Android P has begun its developer preview, meaning that it’s now available for developers, or those curious enough to check out some unfinished software. We’re guessing that you fit one of those two groups, right?
Just like 2017’s surprise announcement of Android Oreo, Google unveiled this year’s big upgrade a few months ahead of Google IO 2018, where it will dive deep into what to expect from the final release of P – except its name. What will ‘P’ stand for? We have a few ideas…
Based on our hands-on experience, detailed below, Android P appears to focus more on overhauling the visual design of the operating system than how it works, though leave it up to Google to still make countless changes and improvements in the coming months.
Looking to download Android P for yourself? You’ll need one of four phones currently supported: the Google Pixel, Google Pixel XL, Google Pixel 2 or Google Pixel 2 XL. More devices will support the software shortly after its final release, like the Google Pixel 3, but if you want beta access, going Google is the only option.
We’ll add new information to this article as we hear it, but while we wait for more official info nuggets to drop, we’ve also come up with a list of things we want from Android P, because as good as Android Oreo is there’s always room for more improvement.
Cut to the chase
- What is it? The next version of Android
- When is it out? Probably August 2018
- How much will it cost? It will be a free update
Android P release date
Google brought out the first developer preview of Android P in early March 2018. We expect the cadence of beta updates to hit every few months until the final version lands in August 2018, a year after Android Oreo landed.
Of course, it will be available first for the Google phones listed above, but it will also likely make its retail debut in the Google Pixel 3 nearing the year’s end.
Android P news
As we get closer to the release of Android P, some new features are starting to pop up. Recently, a feature cropped up that will let Android P remember the preferred volume that you use in your Bluetooth devices.
This small, but important feature will make certain that your music or podcasts are played neither too loud or quietly.
Android P first impressions
After the trial and error that always comes with the delicate process of flashing a smartphone, we finally have Android P loaded onto a Google Pixel XL. It didn’t take long for us to notice a few small, but appreciable tweaks to the visuals from the initial setup screen.
Text is more sharp, there’s generally more color in the menus, transition animations have been touched up, and some stuff has been moved around.
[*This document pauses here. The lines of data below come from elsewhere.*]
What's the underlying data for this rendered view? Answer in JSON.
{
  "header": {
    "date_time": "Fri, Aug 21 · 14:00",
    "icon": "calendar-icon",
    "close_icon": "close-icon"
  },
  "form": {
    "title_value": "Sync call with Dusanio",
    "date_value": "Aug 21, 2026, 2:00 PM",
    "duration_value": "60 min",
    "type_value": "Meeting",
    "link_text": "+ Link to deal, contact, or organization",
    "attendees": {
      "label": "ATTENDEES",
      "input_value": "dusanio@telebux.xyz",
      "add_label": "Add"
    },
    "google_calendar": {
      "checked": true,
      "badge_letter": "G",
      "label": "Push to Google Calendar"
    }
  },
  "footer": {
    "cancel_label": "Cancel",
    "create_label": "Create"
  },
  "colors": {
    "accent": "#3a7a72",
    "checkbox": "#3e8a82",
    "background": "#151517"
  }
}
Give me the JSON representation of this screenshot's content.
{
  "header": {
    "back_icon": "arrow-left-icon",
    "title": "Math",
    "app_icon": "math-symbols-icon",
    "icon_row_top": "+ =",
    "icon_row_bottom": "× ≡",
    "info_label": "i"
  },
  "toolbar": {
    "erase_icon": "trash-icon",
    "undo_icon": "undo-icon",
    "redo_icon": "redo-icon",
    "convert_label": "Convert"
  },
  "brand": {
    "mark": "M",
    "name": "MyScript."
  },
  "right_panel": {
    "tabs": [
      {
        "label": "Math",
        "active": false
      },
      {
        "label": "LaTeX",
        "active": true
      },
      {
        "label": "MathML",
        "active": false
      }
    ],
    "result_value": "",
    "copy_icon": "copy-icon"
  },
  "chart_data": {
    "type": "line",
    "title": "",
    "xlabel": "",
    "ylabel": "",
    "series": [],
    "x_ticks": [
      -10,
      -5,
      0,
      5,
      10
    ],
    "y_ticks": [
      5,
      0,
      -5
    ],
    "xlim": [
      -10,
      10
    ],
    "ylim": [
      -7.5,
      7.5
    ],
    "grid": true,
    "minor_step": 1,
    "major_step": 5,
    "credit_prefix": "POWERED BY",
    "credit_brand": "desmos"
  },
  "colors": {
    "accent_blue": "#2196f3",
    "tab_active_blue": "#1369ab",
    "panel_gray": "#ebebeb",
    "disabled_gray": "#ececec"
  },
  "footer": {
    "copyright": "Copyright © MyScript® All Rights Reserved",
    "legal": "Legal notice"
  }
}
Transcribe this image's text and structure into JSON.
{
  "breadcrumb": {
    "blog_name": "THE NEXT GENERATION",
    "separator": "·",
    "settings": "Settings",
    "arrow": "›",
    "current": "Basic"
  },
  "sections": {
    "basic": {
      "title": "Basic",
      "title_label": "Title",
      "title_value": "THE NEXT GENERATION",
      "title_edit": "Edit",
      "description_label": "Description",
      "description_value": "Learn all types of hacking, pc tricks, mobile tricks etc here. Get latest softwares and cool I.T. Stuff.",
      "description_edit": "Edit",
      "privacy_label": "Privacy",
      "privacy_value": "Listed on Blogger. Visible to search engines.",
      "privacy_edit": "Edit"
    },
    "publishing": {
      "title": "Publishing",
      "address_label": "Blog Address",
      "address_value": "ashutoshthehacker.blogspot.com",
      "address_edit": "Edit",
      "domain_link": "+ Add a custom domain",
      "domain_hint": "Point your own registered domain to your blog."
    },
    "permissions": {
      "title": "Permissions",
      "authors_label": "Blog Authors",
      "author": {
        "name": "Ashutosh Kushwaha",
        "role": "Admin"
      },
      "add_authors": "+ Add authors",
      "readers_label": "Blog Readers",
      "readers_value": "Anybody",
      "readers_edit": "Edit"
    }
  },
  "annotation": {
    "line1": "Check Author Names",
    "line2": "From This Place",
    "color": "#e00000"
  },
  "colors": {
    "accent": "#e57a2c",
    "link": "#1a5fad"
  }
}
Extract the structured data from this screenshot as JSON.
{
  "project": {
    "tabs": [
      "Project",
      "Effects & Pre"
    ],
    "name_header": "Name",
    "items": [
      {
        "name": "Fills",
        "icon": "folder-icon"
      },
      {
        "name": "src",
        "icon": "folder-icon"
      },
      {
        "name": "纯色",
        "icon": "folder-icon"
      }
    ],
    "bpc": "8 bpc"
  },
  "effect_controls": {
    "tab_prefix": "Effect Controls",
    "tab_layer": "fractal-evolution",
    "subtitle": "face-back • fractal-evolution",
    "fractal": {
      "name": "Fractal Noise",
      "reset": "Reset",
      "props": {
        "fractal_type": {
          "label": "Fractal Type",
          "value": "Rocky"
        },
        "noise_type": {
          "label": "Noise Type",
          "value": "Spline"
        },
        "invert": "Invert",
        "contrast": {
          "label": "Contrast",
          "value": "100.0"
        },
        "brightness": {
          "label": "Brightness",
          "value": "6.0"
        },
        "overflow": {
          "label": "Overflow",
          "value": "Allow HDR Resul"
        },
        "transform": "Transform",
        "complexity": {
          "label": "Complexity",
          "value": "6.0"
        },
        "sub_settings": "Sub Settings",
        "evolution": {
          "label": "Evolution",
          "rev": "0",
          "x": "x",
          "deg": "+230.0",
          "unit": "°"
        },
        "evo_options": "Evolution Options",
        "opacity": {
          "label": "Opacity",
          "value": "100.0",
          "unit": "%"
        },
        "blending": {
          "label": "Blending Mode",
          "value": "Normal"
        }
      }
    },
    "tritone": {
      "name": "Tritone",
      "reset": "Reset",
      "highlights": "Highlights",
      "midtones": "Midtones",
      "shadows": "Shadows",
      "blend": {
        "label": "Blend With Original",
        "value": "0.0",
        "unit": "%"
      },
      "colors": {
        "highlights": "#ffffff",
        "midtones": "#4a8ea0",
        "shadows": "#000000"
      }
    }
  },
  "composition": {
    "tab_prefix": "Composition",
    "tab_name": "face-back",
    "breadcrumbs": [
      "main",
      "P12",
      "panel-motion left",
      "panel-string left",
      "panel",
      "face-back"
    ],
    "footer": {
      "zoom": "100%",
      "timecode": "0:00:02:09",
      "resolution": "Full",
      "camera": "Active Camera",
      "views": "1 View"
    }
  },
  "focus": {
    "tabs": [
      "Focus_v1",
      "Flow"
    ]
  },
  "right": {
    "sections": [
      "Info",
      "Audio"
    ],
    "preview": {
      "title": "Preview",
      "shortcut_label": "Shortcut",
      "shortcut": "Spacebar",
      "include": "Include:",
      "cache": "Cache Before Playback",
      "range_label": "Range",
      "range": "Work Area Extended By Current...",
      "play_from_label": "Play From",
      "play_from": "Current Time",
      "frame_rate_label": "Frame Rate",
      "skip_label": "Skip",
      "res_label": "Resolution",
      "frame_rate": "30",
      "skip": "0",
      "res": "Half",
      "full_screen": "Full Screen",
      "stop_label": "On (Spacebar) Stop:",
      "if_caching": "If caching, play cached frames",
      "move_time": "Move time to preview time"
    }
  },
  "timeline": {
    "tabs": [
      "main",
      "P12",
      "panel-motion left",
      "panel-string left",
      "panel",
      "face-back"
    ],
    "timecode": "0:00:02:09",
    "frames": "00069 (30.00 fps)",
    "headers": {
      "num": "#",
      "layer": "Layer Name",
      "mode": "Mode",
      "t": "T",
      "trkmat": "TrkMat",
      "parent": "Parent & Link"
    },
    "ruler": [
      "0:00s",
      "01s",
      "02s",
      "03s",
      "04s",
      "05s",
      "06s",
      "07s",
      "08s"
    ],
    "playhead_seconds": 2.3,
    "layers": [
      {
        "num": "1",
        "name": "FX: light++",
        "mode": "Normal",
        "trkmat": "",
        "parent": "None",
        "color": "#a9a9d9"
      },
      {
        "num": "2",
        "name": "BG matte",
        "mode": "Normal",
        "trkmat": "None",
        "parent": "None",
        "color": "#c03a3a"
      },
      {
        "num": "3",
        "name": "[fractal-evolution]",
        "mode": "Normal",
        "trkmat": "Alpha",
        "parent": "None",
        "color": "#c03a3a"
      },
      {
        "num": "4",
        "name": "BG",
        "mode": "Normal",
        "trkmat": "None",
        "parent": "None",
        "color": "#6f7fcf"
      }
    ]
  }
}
It looks and feels fresh, even in this very early software build.
Looking for the time? It’s now on the top left corner of the screen. App notification icons pile next to it, which could get dicey if
A.) you use a lot of apps, or
B.) your next Android phone has a notch (Google has planned ahead for this, thankfully.)
The Pixel Launcher now has a rounded-off edge, matching the look of notification windows that you see when you wake up your phone. This is obviously a minor touch, but it plays into the overall look that Google is going for with P.
Ambient Display has been overhauled, at least compared to what came before it on Pixel XL and what currently exists on the latest Pixel 2 XL Oreo software. The date and day of week no longer display underneath the time, but it still displays app notification icons.
The biggest change here is that down at the screen’s bottom, it displays the battery percentage, so that you don’t have to wake it to know whether you need to plug in or not. We look forward to Google making more updates to Ambient Display as the dev preview continues.
iPhone X-sized notch
Buried in the display settings, the preview allows developers, and by extension, us and anyone else who installs the preview, to simulate a notch on their phones. Offering three different notch options, Google lets developers test their apps using a hypothetical notch before more devices with the feature release, which will inevitably happen. I’m sure some people will leave this feature on for fun, but it looks pretty silly on the Pixel XL’s humongous bezels. Plus, seeing app notifications hiding because there’s no more space? Not so much fun at all, really.
We’re still digging around Android P and will be installing new updates as they come, so stay tuned.
What we want to see
Android is in quite a polished state by this point, but there are always improvements that can be made, such as the following things.